There’s one other adage in Ranger Regiment which is, always know the job two levels above yours. That’s because literally like half your platoon can get blown up while you’re out hitting a target. You need to be able to step up and take charge. That dictates that you’re always focused on growth and progression. And I feel like the best salespeople, whether they’re SDRs or strategic field reps, have that sort of mindset.
Jeremey: You are saying that the best SDRs and field reps have the mindset of knowing the job two levels above them?
Steven: Yes, and always focusing on how can they absolutely nail their core fundamental skills. The front of the funnel, discovery, really sets the pace for the entire sales engagement.

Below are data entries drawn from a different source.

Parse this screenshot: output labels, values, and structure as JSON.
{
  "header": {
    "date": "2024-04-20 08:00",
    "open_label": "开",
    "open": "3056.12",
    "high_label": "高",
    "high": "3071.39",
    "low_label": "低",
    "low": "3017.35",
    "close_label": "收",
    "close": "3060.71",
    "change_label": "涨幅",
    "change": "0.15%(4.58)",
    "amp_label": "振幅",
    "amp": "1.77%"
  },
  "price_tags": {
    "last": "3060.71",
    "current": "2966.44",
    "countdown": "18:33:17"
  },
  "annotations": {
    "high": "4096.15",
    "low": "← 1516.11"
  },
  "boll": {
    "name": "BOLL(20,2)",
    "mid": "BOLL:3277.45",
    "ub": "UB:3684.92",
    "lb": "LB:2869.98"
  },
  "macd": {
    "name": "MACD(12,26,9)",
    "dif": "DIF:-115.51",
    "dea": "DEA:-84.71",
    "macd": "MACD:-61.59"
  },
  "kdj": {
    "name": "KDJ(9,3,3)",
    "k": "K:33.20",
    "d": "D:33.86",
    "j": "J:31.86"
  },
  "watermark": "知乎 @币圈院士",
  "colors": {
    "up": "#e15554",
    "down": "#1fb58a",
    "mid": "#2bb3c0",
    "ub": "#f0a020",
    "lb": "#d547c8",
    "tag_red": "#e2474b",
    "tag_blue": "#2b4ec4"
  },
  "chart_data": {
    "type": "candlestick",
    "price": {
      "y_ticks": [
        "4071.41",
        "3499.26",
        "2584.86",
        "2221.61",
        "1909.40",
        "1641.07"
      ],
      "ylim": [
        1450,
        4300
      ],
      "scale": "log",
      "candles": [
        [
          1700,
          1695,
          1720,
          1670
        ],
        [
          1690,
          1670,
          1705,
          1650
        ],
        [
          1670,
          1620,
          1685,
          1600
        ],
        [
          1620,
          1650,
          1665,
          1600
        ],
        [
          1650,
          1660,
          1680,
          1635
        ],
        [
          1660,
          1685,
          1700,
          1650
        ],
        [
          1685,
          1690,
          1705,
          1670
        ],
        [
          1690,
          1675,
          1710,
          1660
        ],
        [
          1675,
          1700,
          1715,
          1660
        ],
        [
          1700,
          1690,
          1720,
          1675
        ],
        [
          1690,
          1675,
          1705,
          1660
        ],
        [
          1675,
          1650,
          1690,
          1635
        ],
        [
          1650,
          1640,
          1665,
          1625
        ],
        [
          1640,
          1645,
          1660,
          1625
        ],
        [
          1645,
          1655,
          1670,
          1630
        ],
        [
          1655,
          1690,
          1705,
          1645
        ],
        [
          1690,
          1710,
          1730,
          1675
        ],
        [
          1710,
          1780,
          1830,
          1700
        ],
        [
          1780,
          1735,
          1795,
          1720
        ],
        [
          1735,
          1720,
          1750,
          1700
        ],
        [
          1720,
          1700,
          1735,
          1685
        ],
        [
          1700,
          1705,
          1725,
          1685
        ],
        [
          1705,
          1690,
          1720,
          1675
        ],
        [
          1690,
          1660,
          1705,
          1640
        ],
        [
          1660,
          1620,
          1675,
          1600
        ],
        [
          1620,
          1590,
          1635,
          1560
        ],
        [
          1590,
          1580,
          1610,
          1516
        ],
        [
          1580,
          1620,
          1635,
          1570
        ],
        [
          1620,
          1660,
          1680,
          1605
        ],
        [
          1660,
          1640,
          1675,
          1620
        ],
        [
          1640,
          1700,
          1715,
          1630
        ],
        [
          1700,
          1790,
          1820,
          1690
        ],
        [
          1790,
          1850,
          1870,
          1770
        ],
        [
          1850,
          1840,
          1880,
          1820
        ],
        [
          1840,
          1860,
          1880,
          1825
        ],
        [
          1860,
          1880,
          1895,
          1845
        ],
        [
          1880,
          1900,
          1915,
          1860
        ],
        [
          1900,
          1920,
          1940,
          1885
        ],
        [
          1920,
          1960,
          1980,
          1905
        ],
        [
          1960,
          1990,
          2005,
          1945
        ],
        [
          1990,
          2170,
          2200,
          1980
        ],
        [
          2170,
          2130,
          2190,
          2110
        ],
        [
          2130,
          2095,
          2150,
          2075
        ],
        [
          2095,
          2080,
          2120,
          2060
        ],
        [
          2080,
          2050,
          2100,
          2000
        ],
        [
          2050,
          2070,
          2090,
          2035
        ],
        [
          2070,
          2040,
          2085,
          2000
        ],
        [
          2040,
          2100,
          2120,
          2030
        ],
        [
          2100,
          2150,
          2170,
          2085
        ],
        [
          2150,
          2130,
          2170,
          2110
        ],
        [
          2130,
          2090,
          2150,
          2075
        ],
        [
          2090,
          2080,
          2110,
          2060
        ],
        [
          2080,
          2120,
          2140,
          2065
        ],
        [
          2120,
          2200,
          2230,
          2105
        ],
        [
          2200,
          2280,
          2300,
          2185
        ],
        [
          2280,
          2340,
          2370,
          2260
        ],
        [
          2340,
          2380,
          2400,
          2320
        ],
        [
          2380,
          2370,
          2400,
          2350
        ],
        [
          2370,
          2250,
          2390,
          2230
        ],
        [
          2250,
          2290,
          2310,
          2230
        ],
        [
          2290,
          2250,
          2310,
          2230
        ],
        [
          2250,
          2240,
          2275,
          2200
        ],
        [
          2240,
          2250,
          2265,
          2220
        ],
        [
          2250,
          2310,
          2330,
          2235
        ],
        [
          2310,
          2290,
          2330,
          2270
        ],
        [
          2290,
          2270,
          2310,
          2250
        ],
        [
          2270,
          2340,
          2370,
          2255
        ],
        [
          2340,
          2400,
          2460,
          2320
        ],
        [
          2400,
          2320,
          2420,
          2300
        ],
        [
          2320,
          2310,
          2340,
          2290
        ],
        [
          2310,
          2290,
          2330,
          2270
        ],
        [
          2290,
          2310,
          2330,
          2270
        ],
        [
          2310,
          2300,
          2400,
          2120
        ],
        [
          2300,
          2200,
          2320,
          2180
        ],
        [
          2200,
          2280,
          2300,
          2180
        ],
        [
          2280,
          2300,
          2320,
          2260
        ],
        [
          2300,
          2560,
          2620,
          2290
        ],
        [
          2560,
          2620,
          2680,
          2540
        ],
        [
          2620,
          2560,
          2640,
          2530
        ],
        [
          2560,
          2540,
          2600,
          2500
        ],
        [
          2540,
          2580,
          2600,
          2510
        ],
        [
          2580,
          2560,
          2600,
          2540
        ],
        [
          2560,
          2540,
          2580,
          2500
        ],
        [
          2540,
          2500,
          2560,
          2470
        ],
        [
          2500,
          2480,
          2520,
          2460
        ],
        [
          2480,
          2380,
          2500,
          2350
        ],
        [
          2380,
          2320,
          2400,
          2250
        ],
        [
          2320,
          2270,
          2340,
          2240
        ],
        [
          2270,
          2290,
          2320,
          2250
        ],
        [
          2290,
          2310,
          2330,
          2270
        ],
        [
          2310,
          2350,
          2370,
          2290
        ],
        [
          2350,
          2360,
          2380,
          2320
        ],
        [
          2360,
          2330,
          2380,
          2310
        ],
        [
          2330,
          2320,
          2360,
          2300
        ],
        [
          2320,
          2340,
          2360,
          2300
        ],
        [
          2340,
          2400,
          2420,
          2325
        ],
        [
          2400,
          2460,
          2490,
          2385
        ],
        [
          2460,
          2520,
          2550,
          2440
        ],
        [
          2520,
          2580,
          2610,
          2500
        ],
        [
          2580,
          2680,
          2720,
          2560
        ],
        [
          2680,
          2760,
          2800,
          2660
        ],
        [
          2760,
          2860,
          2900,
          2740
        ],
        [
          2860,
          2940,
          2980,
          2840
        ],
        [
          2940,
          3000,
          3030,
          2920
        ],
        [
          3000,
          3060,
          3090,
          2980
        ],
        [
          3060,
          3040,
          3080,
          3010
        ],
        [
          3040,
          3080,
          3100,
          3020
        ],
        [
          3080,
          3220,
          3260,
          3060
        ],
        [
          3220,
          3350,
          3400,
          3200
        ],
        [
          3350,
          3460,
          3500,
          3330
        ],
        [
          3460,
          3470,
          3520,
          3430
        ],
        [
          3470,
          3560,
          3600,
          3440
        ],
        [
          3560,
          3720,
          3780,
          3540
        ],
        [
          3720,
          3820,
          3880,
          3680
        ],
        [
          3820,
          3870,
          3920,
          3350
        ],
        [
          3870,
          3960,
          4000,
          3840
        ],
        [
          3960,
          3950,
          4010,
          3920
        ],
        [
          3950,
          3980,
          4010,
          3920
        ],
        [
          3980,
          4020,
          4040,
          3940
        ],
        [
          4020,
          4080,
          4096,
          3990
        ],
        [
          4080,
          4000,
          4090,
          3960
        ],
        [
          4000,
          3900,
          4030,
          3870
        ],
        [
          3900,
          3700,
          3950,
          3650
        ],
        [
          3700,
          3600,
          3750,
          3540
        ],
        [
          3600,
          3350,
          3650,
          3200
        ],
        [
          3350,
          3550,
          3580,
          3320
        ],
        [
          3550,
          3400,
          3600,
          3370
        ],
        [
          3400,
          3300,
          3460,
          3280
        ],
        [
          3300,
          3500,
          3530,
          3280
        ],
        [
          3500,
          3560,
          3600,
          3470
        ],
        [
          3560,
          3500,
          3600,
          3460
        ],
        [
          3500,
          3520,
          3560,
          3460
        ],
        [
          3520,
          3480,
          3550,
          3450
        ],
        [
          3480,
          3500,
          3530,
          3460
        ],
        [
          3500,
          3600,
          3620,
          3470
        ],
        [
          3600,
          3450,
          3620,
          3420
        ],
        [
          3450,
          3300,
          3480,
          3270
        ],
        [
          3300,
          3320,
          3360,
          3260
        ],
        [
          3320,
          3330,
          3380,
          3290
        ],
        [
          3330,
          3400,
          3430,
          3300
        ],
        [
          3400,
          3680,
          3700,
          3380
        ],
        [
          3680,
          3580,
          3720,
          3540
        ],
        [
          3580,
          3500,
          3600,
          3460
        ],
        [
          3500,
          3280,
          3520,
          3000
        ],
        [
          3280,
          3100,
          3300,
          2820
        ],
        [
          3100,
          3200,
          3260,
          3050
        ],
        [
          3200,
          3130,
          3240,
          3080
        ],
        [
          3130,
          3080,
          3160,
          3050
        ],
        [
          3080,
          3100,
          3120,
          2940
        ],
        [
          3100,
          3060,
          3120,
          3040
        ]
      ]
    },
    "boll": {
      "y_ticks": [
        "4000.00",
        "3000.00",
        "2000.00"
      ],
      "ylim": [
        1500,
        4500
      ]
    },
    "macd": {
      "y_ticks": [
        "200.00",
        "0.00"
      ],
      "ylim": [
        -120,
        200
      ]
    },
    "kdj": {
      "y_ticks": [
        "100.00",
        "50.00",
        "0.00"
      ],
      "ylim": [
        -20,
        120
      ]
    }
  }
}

There’s all this data that substantiates that people tend to buy largely based on the sales experience and that experience starts on that first call. Yet the enablement and support that a lot of organizations give to SDRs who are not only the talent pipeline for their organization but are literally the first face and voice that customers see and hear is lacking. It’s sort of sad.
Jeremey: As a person progresses in their first 18 to 24 months as an SDR, I have found that you have to be willing to potentially lower their quota in order to free up time for them to build those other skills, either on the job by shadowing field AEs or inside sellers or by participating in more formal sales training.
Steven: Yeah, and I take it a step further. What I was personally tasked with is building out the full cycle role so that people had a low-risk way to bridge from being on the account development team to being a field sales rep.
The reality was one of the challenges initially is, alright, if they’re going full cycle, we understand that you know that they’re learning the job. But as a regional sales director or VP, I don’t want to take on their quota. I don’t want to be held to the fire when they don’t deliver. On the flip side, we want them to be able to go through this bridge and go through it with this sort of understanding that they might fail.
We literally pulled them off the line where they went through this progression of slowly going through shadowing to actually doing full-cycle sales to actually going and closing deals before they were officially field sales reps. What’s amazing is that people who went through that pipeline radically outperformed the people who just sort of did the traditional, ‘hey, let’s shadow and, you know, maybe I work a few deals.’ There’s an understanding that I’m going to be in this role.
THERE’S A LOT MORE AFTER THIS! Listen to the full podcast for more on building teams and creating community.
If you have a passion for the art and the science of sales, are looking to further your career, or just want to hear some great, practical tips, ‘Hey Salespeople’ is the podcast for you. Subscribe so you can follow along as Jeremey interviews the brightest minds in modern sales to bring you immediately actionable advice. Listen and subscribe here.